Offensive line coach Herb Hand has a master’s to complement his undergrad degree in history from Hamilton (N.Y.), established in 1793. Hamilton’s credo touts that it is “a national leader in teaching students to write effectively, learn from each other and think for themselves.” Sounds tailor-made for the Twitter and Reddit worlds where Hand loves to (word) play.
Speaking of which: Hand clearly has his hands full with an undermanned offensive line. Nowhere else on the squad is a deft teaching hand more needed. Compounding matters, with Miles Dieffenbach out of action Penn State’s 92-man spring roster now features 58 players with freshman and sophomore eligibility – 63% of the team. The young roster will get even more inexperienced in the fall, when Franklin welcomes at least 20 more freshmen. That should give Penn State a roster where almost seven out of every 10 players will have freshman or sophomore eligibility.

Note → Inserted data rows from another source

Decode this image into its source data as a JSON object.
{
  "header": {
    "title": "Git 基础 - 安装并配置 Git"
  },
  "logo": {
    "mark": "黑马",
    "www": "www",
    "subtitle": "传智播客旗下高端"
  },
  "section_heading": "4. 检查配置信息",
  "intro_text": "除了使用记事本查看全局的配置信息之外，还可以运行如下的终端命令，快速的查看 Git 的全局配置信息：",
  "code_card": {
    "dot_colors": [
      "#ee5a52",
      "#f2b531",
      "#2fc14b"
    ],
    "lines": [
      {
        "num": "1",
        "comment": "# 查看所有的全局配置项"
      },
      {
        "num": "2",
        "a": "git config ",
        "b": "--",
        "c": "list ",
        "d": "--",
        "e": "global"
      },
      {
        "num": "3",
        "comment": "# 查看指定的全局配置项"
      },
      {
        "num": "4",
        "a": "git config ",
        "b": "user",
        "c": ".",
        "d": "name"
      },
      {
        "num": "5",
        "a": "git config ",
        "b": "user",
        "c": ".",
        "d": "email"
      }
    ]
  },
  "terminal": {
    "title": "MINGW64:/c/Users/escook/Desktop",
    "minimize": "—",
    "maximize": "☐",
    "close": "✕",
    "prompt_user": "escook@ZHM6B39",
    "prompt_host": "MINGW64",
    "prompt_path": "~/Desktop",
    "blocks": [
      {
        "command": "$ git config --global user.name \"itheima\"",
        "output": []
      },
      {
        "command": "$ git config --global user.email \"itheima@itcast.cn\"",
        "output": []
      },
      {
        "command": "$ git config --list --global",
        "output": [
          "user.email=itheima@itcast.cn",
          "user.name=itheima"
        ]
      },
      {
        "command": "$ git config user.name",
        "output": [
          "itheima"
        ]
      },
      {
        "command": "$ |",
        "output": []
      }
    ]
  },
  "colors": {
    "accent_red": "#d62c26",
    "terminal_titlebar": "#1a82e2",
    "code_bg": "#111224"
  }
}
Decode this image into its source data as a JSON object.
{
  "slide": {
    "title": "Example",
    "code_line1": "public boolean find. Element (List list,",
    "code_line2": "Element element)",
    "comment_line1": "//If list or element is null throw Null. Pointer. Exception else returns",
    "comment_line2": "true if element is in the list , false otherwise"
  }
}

“We have a long ways to go,” Franklin said last week, “in development in schemes, concepts, understanding what it is going to take to get this program where we want it to be.”
Behind the scenes, the Nittany Lion staff packs a lot of brainpower to get that job done. Michael Hazel, director of football operations, leads the academic pack with three degrees – a bachelor’s and MBA from Elon and a master’s in organizational leadership from Vanderbilt. Kevin Threlkil, director of football administration, has a master’s in college student personnel in athletics from Kansas State, while chief of staff Jemal Griffin got his management science degree at Coppin State. Galt earned his master’s in exercise physiology.
It’s titles like that which Franklin clearly relishes. And emblematic of an academic bent of which he is quite proud. While showing an executive from the World Wide Leader around the offices a few weeks ago, Franklin interrupted a pair of meetings to introduce the visitor to each and every coach and GA. Franklin not only announced each one’s coaching title, but his alma mater as well.
The staff of 15 also holds two degrees from Vanderbilt – “our last institution,” as Franklin likes to call it -- and one from Penn State, a degree in business management earned by secondary coach Terry Smith.
Running backs coach Charles Huff – a graduate of Hampton University, founded in 1868 and boasting “The Standard of Excellence, An Education for Life” – says the challenging Vanderbilt experience prepared the dozen-plus Franklin acolytes who came to PSU from Vandy.
“At Vanderbilt, we were used to an emphasis on academics,” Huff said in January when he was hired. “What helped us – because we could see the importance of both – was that we knew you can play football and be smart, if that makes sense. Some people just thought, ‘They just pushed him along,’ but we knew they had to be good students, too.”
Franklin has echoed that loud and often since he arrived at University Park. He has credited the Penn State players’ academic prowess as a key indicator in easing the transition for everyone in the program.
“We have smart kids here. I think that helps,” Franklin said after practice last week. “We have smart kids off the field who are football smart as well. That’s important for us.”
One of the smartest guys on the field for Penn State is quarterback Christian Hackenberg. After studying with QB master Bill O’Brien as a freshman last season, Hackenberg is now under the tutelage of the 33-year-old Rahne, a former quarterback himself. As a three-year team MVP at Cornell, Rahne threw for 7,710 yards and 54 touchdowns, with 25 200-yard games.
It appears that those who do can also teach.
“Coach Rahne brings a lot of energy,” Hackenberg said on Thursday. “He’s younger and brings a lot of the game. It’s always fun to go to meetings with him. You always come out learning something. Very passionate, high energy, very fun to work with.”